One basement contractor in Stratmoor is not the same as another. Make sure that you protect yourself from scams and potential problems by finding a basement contractor with an excellent reputation and quality products.
Reliable Basement Contractors
The best way to find out about great basement finishing and waterproofing contractors in your area is to ask your family, neighbors and coworkers. You’re likely to be surprised by how many have had work done! Gather the names of as many honest basement specialists in the area that you can find.
Once you’ve developed a list, look into their professional reputation. Most importantly, make sure that they have an established business, as 50% of contractors will fail within the first five years. An established company will be there if you need them. Be sure to also check with the Better Business Bureau to make sure they have a reputation of satisfied customers. A good home renovation contractor will also happily provide you with references from recent jobs- follow up your research by calling them.
The Right Contractor for You
If you prepare yourself properly, a basement contractor can help you with your basement finishing and waterproofing that will add a great deal of value and usable space to your home. But if you decide to go ahead, make sure that you’ve covered all bases and done your research.
What are the Best Tips for Hiring a Reputable Home Remodeling Contractor or a Basement Finishing Contractor in Stratmoor?
Some people think that basement finishing is expensive and time consuming, but it doesn't have to be. It can be very enjoyable depending on your taste and if you don't mind making it your weekend projects for awhile. By finishing your basement you are adding more space to your home and there are so many options that you can choose from such as having a home theater, a game room, a wet bar, an extra bedroom and the list goes on you can make it to suit exactly what you need.
You will find that doing a basement is not really expensive as there are no outer walls to build. All you have to do is finish the inside and the best part is you can take your time building it as it is not a crucial part of your living quarters. You can do this work yourself and if you're not sure of what you are doing you will find all kinds of advice as close as the internet.
Before you start you should have your plans in place as to what you're going to do with your basement. This means considering the state of your basement and what type of living space you have in mind. You may find that you will have to move some things such as water heaters, furnace or oil storage tanks or maybe your design can fit around these things. This is also the time to check your basement walls for any leaks that you may have. This is very important for the future use of your basement. It would probably be a good idea to seal all of your walls before you start building finishing your basement just to be on the safe side. It could save you a lot of problems in the future. You don't want to put all this work into your basement and find out you have a leak later.
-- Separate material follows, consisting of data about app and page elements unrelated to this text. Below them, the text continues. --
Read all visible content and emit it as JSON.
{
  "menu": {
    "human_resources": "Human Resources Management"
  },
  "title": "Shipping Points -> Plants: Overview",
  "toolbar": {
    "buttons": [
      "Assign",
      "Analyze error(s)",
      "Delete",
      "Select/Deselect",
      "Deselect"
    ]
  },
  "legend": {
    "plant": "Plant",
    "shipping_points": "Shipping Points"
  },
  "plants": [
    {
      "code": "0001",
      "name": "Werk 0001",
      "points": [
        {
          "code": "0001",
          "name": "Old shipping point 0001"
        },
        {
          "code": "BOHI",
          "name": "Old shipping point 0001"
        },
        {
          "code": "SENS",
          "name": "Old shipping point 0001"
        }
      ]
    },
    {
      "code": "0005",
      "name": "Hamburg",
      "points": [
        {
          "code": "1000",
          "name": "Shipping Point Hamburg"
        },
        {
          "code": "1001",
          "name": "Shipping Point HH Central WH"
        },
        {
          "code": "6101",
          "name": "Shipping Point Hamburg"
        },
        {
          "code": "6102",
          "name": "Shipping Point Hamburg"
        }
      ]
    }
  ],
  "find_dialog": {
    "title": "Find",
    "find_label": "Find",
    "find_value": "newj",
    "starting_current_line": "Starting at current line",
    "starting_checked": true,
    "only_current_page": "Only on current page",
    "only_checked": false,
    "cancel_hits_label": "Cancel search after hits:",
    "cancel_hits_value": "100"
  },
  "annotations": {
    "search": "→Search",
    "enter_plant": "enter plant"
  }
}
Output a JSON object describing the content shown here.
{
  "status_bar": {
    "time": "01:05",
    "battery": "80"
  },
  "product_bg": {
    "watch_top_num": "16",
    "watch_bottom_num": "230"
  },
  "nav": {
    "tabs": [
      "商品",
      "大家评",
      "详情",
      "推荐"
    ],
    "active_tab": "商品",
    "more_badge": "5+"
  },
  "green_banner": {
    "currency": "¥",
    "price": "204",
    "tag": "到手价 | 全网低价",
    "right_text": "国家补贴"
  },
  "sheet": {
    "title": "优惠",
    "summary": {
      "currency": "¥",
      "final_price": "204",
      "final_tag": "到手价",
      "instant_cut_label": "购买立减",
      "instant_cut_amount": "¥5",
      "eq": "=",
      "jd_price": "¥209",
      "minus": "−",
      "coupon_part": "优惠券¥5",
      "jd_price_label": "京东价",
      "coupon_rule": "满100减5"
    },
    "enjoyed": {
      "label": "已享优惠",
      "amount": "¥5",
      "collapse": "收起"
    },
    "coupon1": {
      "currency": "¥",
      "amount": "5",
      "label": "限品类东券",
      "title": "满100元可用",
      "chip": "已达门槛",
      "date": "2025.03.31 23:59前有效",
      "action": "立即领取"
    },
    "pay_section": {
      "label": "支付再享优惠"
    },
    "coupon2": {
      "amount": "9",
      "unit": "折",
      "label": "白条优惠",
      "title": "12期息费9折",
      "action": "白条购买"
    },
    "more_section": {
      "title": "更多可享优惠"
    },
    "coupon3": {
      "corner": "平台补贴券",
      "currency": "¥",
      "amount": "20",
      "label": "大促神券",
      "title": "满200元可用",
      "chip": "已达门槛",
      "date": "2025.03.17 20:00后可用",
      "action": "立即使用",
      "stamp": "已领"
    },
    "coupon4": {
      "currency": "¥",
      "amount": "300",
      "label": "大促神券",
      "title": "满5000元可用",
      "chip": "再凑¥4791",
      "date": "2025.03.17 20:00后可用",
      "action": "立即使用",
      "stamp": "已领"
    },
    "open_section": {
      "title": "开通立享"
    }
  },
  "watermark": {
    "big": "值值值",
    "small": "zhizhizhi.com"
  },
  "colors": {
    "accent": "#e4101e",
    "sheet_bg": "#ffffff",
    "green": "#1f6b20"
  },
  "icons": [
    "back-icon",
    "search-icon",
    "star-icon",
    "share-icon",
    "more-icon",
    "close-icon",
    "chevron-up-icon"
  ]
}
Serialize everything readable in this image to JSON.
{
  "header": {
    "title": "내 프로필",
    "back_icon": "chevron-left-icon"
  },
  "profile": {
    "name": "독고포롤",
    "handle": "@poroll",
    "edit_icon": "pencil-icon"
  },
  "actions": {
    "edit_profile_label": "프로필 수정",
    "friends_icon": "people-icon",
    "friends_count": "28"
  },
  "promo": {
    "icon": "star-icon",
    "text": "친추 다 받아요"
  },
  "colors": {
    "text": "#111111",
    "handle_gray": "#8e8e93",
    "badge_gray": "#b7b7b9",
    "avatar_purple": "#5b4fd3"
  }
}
Basement Finishing - Moisture Proofing
Probably one of the most asked questions by homeowners who have just purchased a new home with a basement is how to finish their basement. Most new homeowners become very overzealous to this fact that they want to take on a do-it-yourself job and the easiest way to go about that is to start in a place that is not as visible to everyone or a very high-traffic area. The basement becomes a natural choice and the homeowner will get very excited with the idea of a finished basement. Soon they will rush out and start gathering all the supplies needed to do the job and not take into account some very basic factors to ensure a properly finished basement with just the right look and feel.
Typically the first thing a new homeowner with a new basement would assume is that it is a new home and doesn't have any problems or leaks as it was just built. While that is probably true that there are no leaks at this time, what is not being factored into the equation here is that for the most part the house has not had the proper time to really settle and concrete is a very wet material. There is no substitute for time and it takes concrete quite a while to dry out from the mixture that laid the foundation. Yes the concrete is strong enough to build the house on but there is still a lot of moisture trapped within the concrete itself. There is nothing that you can do to speed up that process of concrete drying due to it's very porous nature and that it just holds water. Give the slab some time to acclimate and wait six months to a year before you attempt to finish the basement or install basement flooring. After that time has passed check it and see if the concrete is still holding moisture or not. There are plenty of simple and cheap tests that can be run to accomplish a moisture test.
Be sure to also check with your local building codes as well as there may be some things that are inappropriate to use while finishing a basement. As an example, if you are going to install a door and are putting together a bottom sill, it may be inappropriate to utilize pressure treated lumber instead of standard lumber to do the job as long as there is a sill gasket in place. The sill gasket will separate the wood from the concrete where moisture will typically accumulate. You might also be required to use certain gauge dry wall screws when applying the wall to the studs. You never know and every local code is different so it's best to check with them first to make sure all your ducks are in a row. Often times so much of this information is contradictory and in abundance, so to avoid the confusion check with your local building code first and then come back to research more on how to finish a basement.